  • It may be necessary to include specific references to collaborative activities to ensure that funds are set aside to cover the time of academic staff from the institution participating in such collaborative activities.
  • Sharing of course materials with the African Council for Distance Education (ACDE) members may reduce requirements to pay sub-contracting fees for materials development, as it may open access to already developed course materials in key areas of need.
  • University consultancy is work carried out by members of staff acting as employees of the institution. The work carried out may be additional to normal duties for which additional payment over and above the normal salary may be made, or may be part of normal duties for which no additional payment is made [Consultancy Services Policy p. 2].
  • Enabling staff whose expertise has a commercial value to benefit financially as well as professionally from their external work. This way, the institution will also sustain its operations through increased income generation [Consultancy Services Policy p. 3].
  • University consultancy shall be contracted through the proposed institutional Consultancy Bureau (CB) and will be given a formal registration number [Consultancy Services Policy p. 5].
  • As a rule, the institution will retain 20% of the net revenue for university consultancy after deduction of the related declared and approved direct costs [Consultancy Services Policy p. 8].
  • Participation in materials development/OER collaborations could generate consultancy funds, providing an alternative income stream to the university and its staff, and financial returns on capital investment.
  • Consultancy policy provides clear frameworks to ensure that staff participating in collaborative activities and materials development exercises that are over and above their normal workload can receive remuneration for their time spent.

IP issues

  • There needs to be development of a structured system that forestalls practices of plagiarism, infringement of copyright and other forms of cheating among staff and students [Quality Assurance and Control Policy p. 22].
  • Copyright: Students are not allowed to copy and paste text, images or graphics from websites that are protected by copyright, without ‘proper acknowledgment' or permission of the owner of the IP[ICT Guidelines for Students].
  • Students should comply with legal and university restrictions regarding plagiarism and the citation of information resources [ICT Guidelines for Students].
  • Completing a systematic audit of materials and their licences will create a clear legal framework to guide staff and students.
  • Maintaining proper licences that facilitate use and adaptation of materials further supports this.
  1. Identify issues for consideration
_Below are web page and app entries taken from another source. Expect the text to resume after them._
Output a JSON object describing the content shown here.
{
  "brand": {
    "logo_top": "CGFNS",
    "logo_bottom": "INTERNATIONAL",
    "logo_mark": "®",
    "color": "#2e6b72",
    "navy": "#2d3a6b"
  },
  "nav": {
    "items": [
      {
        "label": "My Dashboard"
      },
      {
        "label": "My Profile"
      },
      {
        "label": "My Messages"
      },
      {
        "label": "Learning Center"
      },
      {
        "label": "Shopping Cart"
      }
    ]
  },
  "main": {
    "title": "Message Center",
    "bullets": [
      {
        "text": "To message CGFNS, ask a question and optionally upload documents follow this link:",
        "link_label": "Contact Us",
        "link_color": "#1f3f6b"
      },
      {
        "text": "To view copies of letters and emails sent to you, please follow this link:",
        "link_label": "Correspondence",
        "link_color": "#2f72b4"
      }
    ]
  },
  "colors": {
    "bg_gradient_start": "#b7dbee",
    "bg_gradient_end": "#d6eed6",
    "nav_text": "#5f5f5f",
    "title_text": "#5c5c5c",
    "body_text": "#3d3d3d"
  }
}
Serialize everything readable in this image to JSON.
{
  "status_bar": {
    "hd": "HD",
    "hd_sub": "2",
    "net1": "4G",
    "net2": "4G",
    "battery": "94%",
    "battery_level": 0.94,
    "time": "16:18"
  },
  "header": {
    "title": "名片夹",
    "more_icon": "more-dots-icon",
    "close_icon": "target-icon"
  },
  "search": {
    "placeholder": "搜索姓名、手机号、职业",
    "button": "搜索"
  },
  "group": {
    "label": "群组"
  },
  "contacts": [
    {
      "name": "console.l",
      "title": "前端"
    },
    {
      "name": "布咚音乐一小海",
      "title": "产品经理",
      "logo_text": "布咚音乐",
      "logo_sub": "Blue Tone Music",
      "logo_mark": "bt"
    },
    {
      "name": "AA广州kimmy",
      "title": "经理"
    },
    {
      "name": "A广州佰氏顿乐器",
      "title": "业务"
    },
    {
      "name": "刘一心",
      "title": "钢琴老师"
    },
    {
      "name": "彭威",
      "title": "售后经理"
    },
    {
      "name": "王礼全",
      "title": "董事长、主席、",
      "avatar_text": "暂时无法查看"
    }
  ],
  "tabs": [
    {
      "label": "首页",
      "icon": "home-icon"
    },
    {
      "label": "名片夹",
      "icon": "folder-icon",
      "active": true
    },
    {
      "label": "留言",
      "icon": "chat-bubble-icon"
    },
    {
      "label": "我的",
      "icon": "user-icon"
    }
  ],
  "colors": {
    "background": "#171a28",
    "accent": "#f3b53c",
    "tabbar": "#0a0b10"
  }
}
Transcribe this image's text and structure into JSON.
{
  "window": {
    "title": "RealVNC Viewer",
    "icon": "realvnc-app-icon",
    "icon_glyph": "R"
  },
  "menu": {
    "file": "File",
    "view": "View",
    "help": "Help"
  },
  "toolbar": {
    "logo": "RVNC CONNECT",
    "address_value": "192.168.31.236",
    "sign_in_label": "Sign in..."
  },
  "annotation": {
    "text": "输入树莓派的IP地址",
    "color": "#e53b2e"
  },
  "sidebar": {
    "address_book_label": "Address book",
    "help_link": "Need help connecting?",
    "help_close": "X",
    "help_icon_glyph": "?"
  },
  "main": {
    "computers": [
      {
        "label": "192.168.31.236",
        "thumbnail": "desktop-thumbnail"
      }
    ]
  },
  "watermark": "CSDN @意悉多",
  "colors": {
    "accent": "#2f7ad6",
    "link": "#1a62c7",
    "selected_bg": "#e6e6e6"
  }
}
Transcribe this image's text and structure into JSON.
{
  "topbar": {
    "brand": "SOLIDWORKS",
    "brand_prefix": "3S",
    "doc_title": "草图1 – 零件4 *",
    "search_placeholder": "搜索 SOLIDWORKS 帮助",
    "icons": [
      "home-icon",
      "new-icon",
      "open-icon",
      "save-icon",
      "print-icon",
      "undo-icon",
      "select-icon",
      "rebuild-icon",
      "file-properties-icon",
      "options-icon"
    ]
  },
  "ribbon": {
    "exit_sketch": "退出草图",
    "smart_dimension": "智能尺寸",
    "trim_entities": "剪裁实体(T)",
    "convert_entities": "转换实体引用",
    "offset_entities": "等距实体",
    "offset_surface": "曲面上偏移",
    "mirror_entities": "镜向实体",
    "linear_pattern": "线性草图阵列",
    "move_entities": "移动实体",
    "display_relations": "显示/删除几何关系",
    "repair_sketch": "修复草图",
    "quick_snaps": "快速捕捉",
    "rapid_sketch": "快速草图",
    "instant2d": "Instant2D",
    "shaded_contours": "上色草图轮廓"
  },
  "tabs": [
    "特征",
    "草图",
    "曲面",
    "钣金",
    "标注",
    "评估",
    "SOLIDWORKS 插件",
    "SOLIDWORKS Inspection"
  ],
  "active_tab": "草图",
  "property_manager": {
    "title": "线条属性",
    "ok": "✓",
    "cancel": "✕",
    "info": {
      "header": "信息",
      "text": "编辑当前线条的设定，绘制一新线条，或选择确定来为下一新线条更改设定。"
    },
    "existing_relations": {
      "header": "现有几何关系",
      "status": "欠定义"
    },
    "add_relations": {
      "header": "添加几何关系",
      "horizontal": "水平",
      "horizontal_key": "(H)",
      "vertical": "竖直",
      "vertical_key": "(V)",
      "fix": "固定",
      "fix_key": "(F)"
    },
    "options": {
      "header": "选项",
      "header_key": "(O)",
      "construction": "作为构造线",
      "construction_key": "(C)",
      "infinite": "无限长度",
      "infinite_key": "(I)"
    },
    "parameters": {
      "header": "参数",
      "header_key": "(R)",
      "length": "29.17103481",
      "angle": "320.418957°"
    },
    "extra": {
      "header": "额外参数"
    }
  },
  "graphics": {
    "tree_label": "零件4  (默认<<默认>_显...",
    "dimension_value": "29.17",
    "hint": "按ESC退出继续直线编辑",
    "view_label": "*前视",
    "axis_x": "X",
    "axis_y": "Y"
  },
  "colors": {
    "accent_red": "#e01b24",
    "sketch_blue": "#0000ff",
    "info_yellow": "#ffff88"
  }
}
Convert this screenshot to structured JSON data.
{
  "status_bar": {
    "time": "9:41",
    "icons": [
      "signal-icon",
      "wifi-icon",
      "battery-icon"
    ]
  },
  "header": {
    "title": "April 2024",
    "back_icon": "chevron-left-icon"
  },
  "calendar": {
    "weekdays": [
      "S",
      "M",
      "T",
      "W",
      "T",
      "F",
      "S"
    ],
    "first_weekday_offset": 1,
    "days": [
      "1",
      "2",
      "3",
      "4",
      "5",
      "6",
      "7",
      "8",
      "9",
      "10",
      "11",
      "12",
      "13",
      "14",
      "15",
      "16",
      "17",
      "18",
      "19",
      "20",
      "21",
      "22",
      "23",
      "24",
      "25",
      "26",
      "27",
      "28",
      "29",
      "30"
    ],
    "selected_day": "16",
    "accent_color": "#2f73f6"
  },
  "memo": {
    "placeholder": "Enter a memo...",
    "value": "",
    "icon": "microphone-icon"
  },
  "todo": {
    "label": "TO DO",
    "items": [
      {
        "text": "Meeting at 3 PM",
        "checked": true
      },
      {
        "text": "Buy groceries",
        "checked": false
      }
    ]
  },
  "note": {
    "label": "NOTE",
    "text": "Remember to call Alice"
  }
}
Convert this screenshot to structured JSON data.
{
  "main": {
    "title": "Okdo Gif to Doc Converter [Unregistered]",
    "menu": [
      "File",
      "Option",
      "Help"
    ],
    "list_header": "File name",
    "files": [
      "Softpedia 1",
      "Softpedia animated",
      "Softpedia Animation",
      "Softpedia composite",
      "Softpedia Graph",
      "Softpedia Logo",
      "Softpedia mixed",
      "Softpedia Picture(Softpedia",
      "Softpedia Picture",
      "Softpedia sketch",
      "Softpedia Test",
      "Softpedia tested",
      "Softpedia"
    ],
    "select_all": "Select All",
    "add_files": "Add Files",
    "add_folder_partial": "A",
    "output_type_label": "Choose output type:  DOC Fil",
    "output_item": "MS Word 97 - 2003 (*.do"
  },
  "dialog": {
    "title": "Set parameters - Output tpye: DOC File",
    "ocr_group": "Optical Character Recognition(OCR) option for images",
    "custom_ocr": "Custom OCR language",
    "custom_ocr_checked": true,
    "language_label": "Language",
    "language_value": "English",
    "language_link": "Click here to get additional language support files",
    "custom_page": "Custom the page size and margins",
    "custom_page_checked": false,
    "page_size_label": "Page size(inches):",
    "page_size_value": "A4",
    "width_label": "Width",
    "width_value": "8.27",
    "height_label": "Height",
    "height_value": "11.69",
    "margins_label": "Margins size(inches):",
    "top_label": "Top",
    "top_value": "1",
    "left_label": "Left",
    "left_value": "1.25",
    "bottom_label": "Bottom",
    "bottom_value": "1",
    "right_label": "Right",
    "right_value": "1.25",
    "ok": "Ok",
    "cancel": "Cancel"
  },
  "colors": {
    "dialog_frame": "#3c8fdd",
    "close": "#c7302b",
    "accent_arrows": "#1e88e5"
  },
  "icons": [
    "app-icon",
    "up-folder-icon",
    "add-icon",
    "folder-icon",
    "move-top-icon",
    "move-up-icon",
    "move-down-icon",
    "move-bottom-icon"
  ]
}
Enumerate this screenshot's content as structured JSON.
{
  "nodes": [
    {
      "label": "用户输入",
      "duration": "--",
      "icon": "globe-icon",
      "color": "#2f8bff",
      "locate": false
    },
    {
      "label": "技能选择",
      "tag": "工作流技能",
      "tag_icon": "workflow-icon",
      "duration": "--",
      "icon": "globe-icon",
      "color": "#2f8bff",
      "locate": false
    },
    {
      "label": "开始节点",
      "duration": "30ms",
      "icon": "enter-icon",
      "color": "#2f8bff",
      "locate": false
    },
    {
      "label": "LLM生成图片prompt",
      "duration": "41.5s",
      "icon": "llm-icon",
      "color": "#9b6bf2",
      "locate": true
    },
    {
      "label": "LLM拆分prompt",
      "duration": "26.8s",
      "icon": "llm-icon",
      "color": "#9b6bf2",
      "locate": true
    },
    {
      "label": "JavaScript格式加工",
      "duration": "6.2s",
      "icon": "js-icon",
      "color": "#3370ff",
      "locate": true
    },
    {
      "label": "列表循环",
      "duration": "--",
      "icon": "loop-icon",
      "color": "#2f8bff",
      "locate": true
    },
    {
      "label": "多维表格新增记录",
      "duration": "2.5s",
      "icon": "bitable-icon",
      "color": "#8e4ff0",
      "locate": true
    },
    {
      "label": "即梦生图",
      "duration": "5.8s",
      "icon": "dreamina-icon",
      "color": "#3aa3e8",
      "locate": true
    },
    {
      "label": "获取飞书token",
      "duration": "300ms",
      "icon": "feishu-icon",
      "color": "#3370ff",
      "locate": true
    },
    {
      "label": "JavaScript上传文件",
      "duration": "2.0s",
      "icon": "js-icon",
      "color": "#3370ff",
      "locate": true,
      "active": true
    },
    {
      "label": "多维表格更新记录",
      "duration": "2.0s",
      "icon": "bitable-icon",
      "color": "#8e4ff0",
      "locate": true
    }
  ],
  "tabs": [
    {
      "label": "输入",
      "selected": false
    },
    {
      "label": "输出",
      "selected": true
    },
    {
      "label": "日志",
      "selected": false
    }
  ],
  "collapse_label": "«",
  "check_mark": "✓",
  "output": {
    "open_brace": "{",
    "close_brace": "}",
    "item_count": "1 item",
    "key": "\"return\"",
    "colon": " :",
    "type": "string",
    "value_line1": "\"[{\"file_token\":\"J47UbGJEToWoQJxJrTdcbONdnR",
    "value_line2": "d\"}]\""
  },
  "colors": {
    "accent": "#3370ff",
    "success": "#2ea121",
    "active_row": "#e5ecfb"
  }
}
    For example: Some key issues for consideration emerge from the above review. These are as follows:

  1. A policy is clearly required to govern materials development. It will be useful to ensure that it takes account of the above analysis to create a policy environment supportive of collaboration and sharing and to ensure rigour in the management of the university’s IP. Some additional observations are worth noting to feed into development of that policy:
    1. The HR management policy must include references to copyright or IP.
    2. Workshop feedback suggests that materials development does not explicitly count when considering job re-categorization and promotion, performance-based incentives and letters of recommendation, and this may need attention. It would be useful if performance appraisal could include contributions of OER.
    3. It is unclear whether job descriptions/employment contracts take account of the need to transfer copyright to the institution.
  2. It will be important to include open licences (such as the Creative Commons framework) when organizing and executing training of staff and course writers on copyright issues and plagiarism. This will serve to deepen knowledge of the options available to manage IP effectively.
  3. It will be useful for the institution to begin its commitment to sharing resources with others on a limited basis in order to test the potential and explore the policy implications through action research.